• About this exercise:
For each line below that includes the word "alert", make a copy.

Website and app data records
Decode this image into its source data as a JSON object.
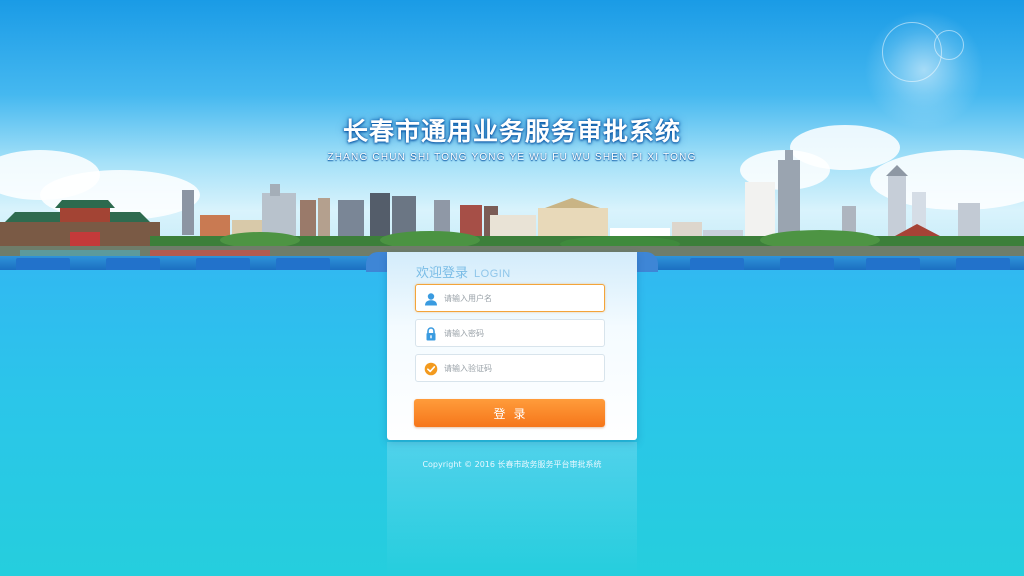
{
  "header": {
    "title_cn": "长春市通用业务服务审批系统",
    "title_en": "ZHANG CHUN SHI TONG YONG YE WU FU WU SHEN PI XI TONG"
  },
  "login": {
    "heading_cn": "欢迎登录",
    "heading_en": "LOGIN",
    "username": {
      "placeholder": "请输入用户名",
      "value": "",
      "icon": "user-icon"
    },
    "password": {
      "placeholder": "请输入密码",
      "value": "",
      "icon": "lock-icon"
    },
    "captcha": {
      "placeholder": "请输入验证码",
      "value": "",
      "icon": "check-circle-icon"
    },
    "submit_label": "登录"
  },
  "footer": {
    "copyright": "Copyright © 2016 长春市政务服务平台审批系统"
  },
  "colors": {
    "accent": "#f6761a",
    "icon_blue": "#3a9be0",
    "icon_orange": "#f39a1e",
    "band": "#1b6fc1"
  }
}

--

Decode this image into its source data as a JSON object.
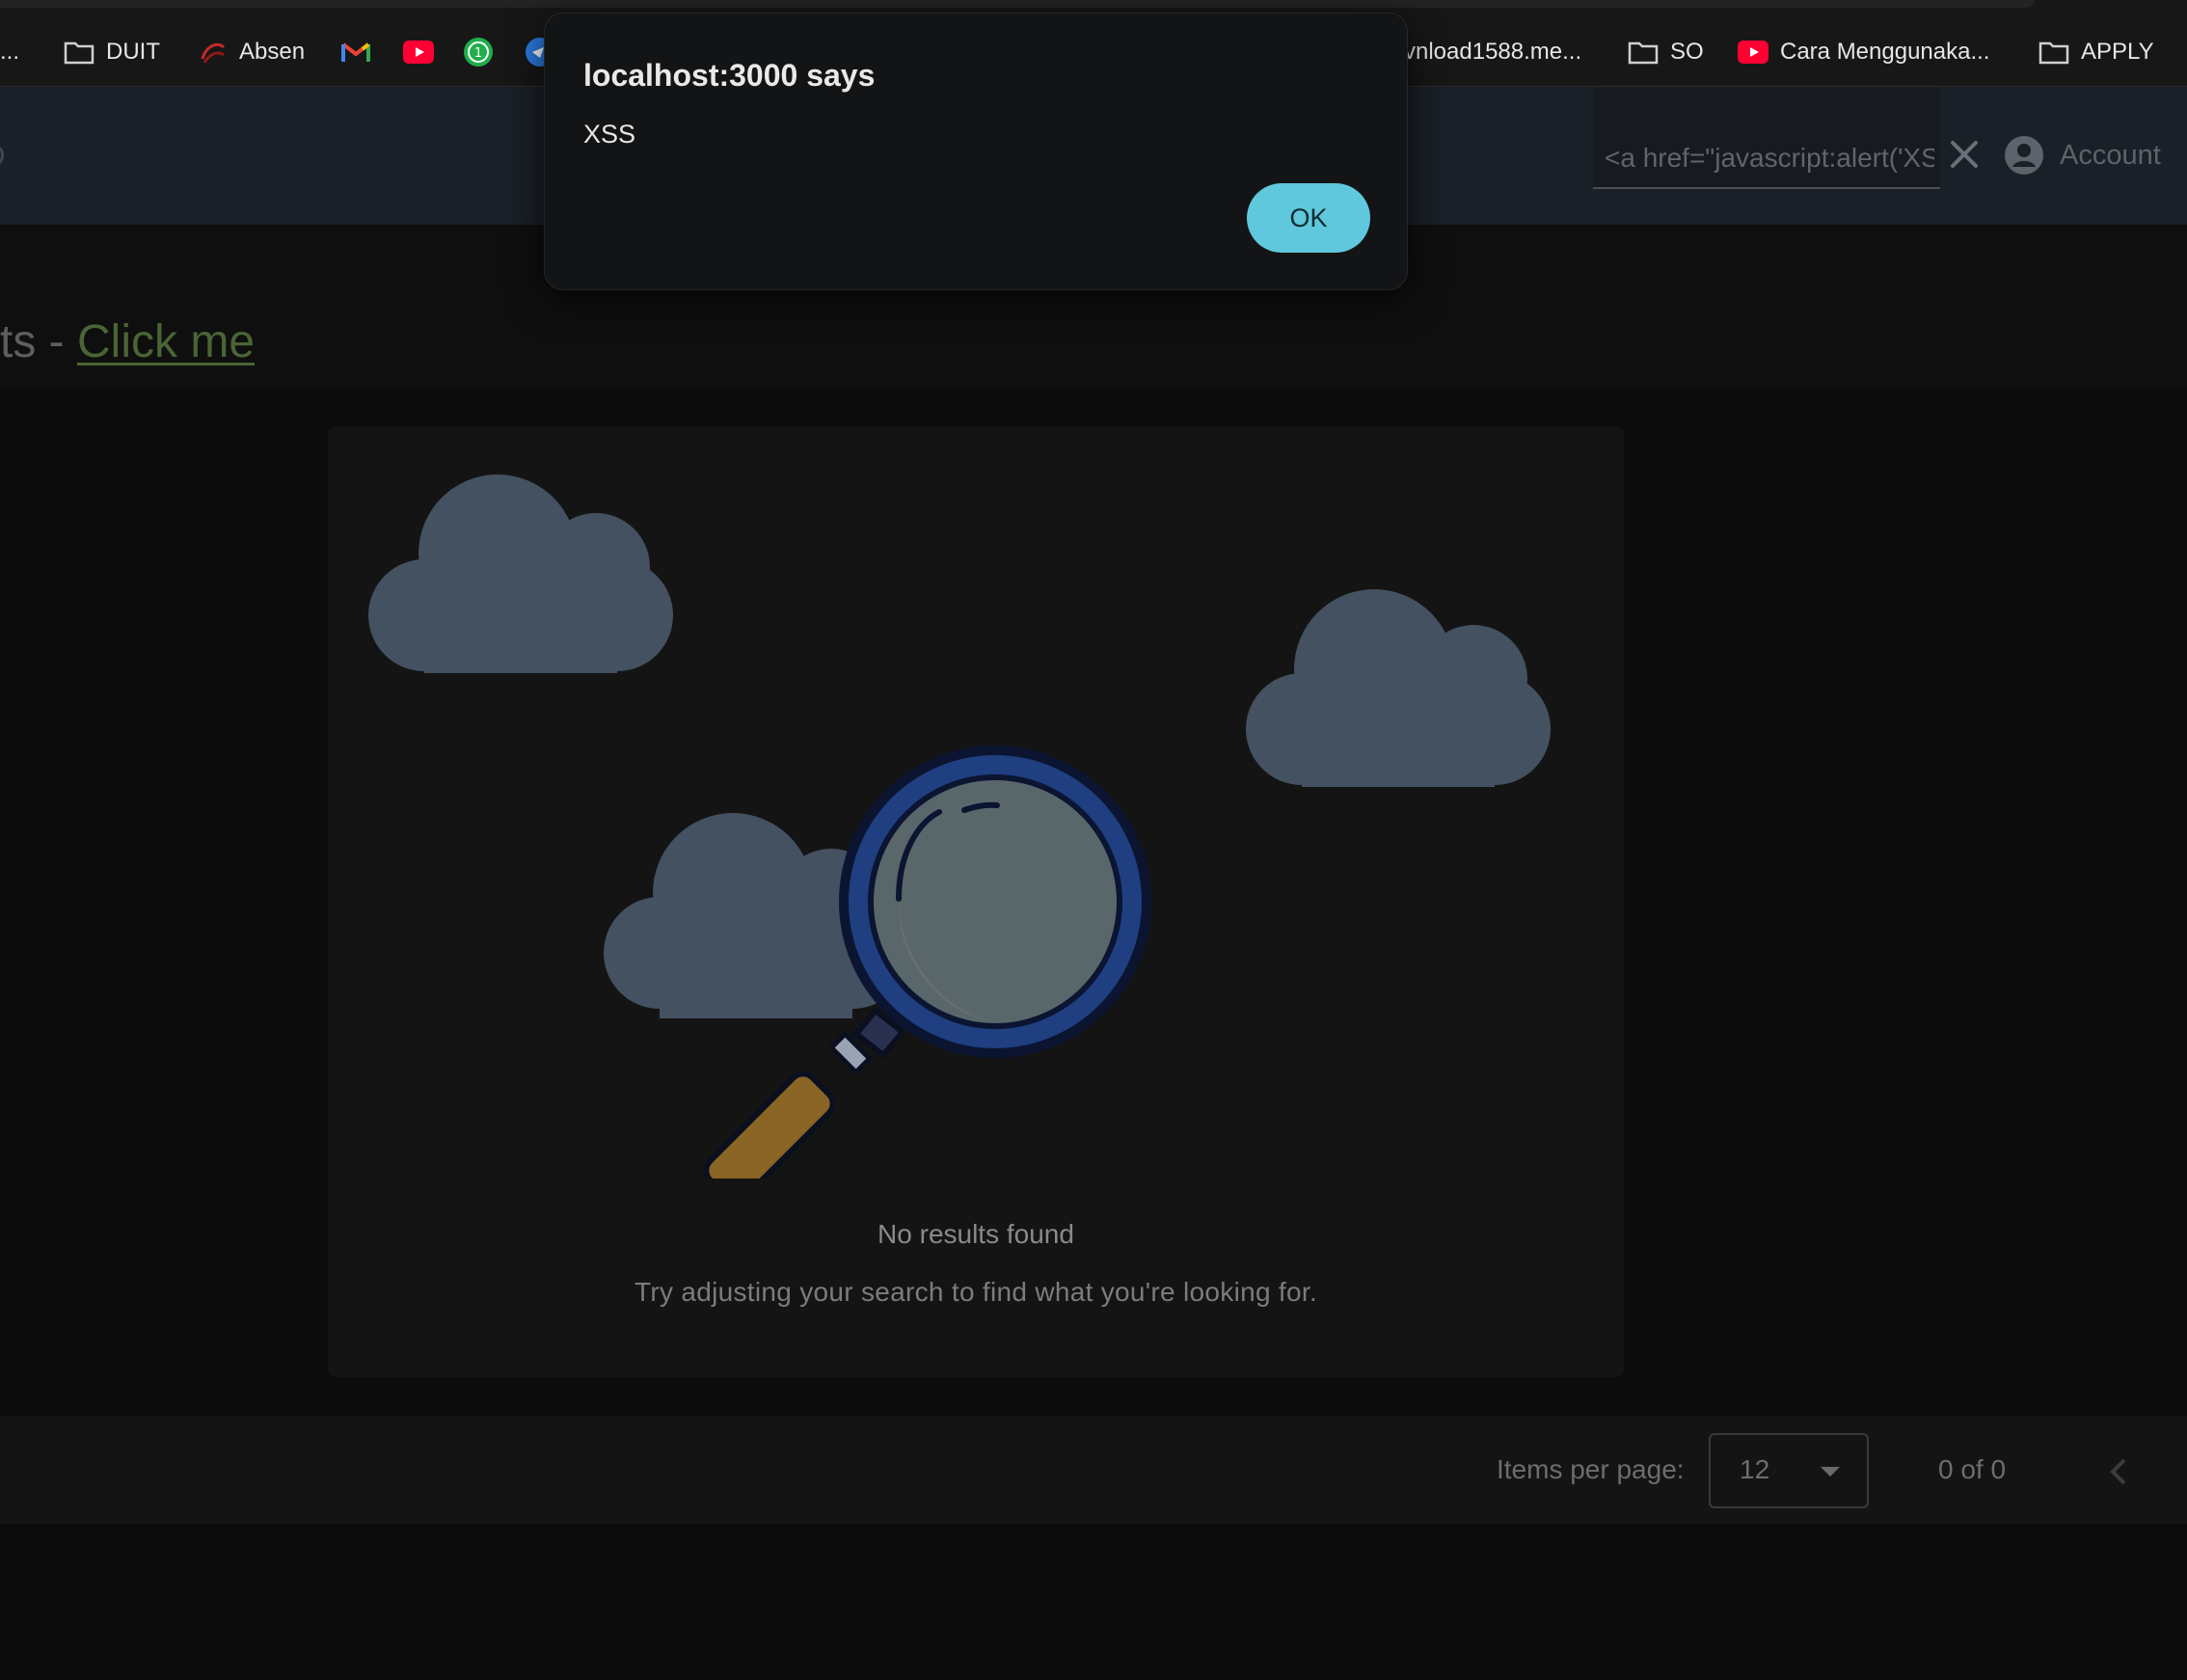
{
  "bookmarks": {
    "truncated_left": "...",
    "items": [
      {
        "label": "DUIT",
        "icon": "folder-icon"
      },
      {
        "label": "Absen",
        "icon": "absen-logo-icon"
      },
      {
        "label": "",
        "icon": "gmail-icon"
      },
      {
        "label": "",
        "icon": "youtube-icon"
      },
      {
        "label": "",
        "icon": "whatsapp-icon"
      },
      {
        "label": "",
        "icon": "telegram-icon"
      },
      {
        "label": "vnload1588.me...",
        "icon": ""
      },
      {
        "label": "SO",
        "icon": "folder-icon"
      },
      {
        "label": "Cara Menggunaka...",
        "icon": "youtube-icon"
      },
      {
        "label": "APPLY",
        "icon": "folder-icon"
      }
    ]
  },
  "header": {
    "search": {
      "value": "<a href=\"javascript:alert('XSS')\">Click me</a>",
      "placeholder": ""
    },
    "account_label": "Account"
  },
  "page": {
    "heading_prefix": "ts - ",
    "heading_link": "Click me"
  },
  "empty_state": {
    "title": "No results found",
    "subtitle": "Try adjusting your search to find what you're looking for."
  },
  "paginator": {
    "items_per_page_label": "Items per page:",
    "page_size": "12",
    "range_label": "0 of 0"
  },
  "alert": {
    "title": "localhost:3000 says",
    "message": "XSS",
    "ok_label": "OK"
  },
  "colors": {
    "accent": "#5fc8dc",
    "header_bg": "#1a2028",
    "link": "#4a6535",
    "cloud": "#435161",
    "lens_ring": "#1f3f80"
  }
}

• Answer box:
      "value": "<a href=\"javascript:alert('XSS')\">Click me</a>",
  "alert": {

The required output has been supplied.